Many stories at the Lamp make reference to dire threats to health and challenging medical treatment. This one is about something much simpler. Ms. Plaisirmon had already had two children when she enrolled in the prenatal care program at the Lamp. She received a battery of tests and then came regularly to the clinic for the next eight months. Her health was generally good – she was treated for an infection and mild anemia – and so was that of the baby. Lamp Community Health Workers (CHWs) came to her home several times to check in on her. She got an ultrasound and took her prenatal vitamins as prescribed. She received a delivery kit and an infant kit. When it came time to deliver, one of the CHWs went with her to the hospital to make sure that she had the support she needed. In the photo, she is back at home with her new baby boy (dressed in clothes from the infant kit). Her gratitude is boundless; she recalls the struggles — physical, financial and emotional — she had with her first two deliveries; she sends message after message to Lamp staff, thanking them for their accompaniment.
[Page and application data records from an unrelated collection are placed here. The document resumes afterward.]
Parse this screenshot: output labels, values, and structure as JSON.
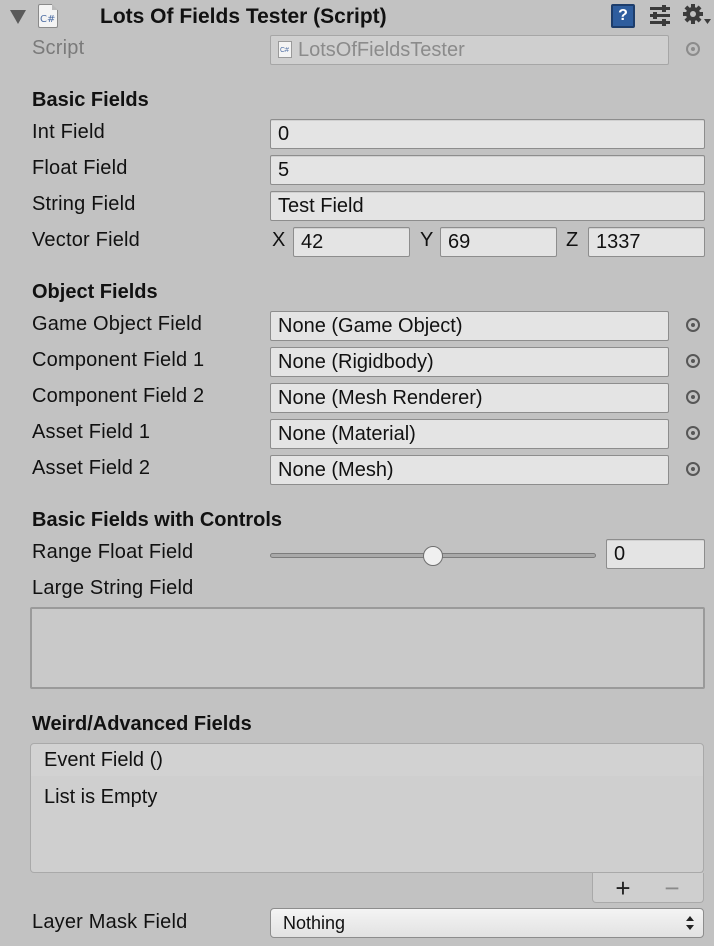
{
  "component": {
    "title": "Lots Of Fields Tester (Script)",
    "script_icon_text": "C#",
    "help_icon_text": "?"
  },
  "script_row": {
    "label": "Script",
    "value": "LotsOfFieldsTester"
  },
  "sections": {
    "basic": "Basic Fields",
    "object": "Object Fields",
    "controls": "Basic Fields with Controls",
    "advanced": "Weird/Advanced Fields"
  },
  "basic_fields": {
    "int_label": "Int Field",
    "int_value": "0",
    "float_label": "Float Field",
    "float_value": "5",
    "string_label": "String Field",
    "string_value": "Test Field",
    "vector_label": "Vector Field",
    "vector_x_label": "X",
    "vector_x": "42",
    "vector_y_label": "Y",
    "vector_y": "69",
    "vector_z_label": "Z",
    "vector_z": "1337"
  },
  "object_fields": [
    {
      "label": "Game Object Field",
      "value": "None (Game Object)"
    },
    {
      "label": "Component Field 1",
      "value": "None (Rigidbody)"
    },
    {
      "label": "Component Field 2",
      "value": "None (Mesh Renderer)"
    },
    {
      "label": "Asset Field 1",
      "value": "None (Material)"
    },
    {
      "label": "Asset Field 2",
      "value": "None (Mesh)"
    }
  ],
  "controls": {
    "range_label": "Range Float Field",
    "range_value": "0",
    "range_thumb_fraction": 0.5,
    "large_string_label": "Large String Field",
    "large_string_value": ""
  },
  "advanced": {
    "event_header": "Event Field ()",
    "event_empty": "List is Empty",
    "add_button": "+",
    "remove_button": "−",
    "layer_mask_label": "Layer Mask Field",
    "layer_mask_value": "Nothing"
  },
  "colors": {
    "background": "#c2c2c2",
    "field": "#e4e4e4",
    "help_icon": "#2e5d9e"
  }
}
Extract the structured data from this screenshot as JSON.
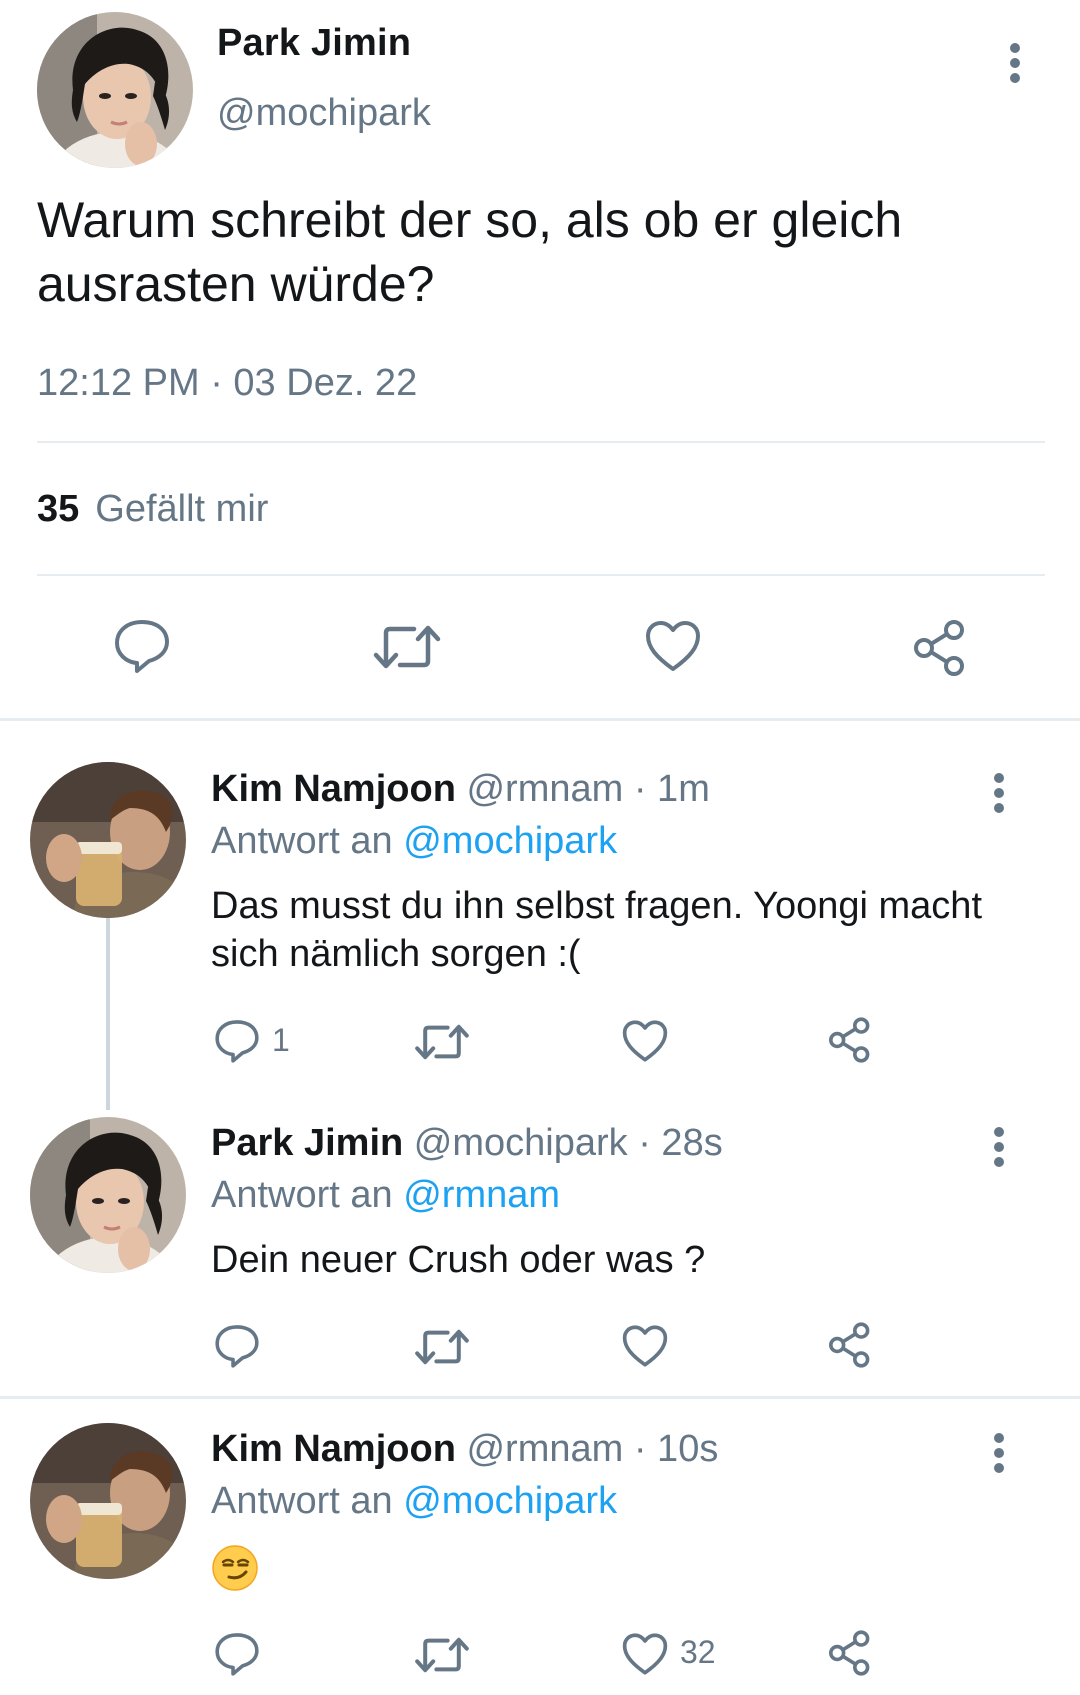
{
  "main_tweet": {
    "author_name": "Park Jimin",
    "author_handle": "@mochipark",
    "text": "Warum schreibt der so, als ob er gleich ausrasten würde?",
    "timestamp": "12:12 PM · 03 Dez. 22",
    "likes_count": "35",
    "likes_label": "Gefällt mir",
    "avatar": "avatar-dark-hair-person",
    "actions": [
      "reply-icon",
      "retweet-icon",
      "like-icon",
      "share-icon"
    ]
  },
  "replies": [
    {
      "author_name": "Kim Namjoon",
      "author_handle": "@rmnam",
      "time": "· 1m",
      "reply_prefix": "Antwort an",
      "reply_to": "@mochipark",
      "text": "Das musst du ihn selbst fragen. Yoongi macht sich nämlich sorgen :(",
      "reply_count": "1",
      "like_count": "",
      "avatar": "avatar-person-holding-drink"
    },
    {
      "author_name": "Park Jimin",
      "author_handle": "@mochipark",
      "time": "· 28s",
      "reply_prefix": "Antwort an",
      "reply_to": "@rmnam",
      "text": "Dein neuer Crush oder was ?",
      "reply_count": "",
      "like_count": "",
      "avatar": "avatar-dark-hair-person"
    },
    {
      "author_name": "Kim Namjoon",
      "author_handle": "@rmnam",
      "time": "· 10s",
      "reply_prefix": "Antwort an",
      "reply_to": "@mochipark",
      "text": "",
      "emoji": "smirking-face-emoji",
      "reply_count": "",
      "like_count": "32",
      "avatar": "avatar-person-holding-drink"
    }
  ],
  "colors": {
    "text": "#14171a",
    "secondary": "#657786",
    "link": "#1da1f2",
    "divider": "#e6ecf0",
    "thread_line": "#ccd6dd"
  }
}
The idea of accompaniment is one that Dr. Paul Farmer made central to all of his medical theory. (Dr. Farmer is the founder of Haiti’s best large-scale health organization Partners in Health and was a crucial inspiration for the Lamp in its early days.) Health is best served, he felt, when the medical profession considers the whole complex of factors that cause ill health. In low income settings this means that one must accompany each patient, continually overcoming those factors that may block the path to good health. Ms. Plaisirmon’s story is an ordinary one, but it is an important one for the Lamp. It is a sign that we are on the right path.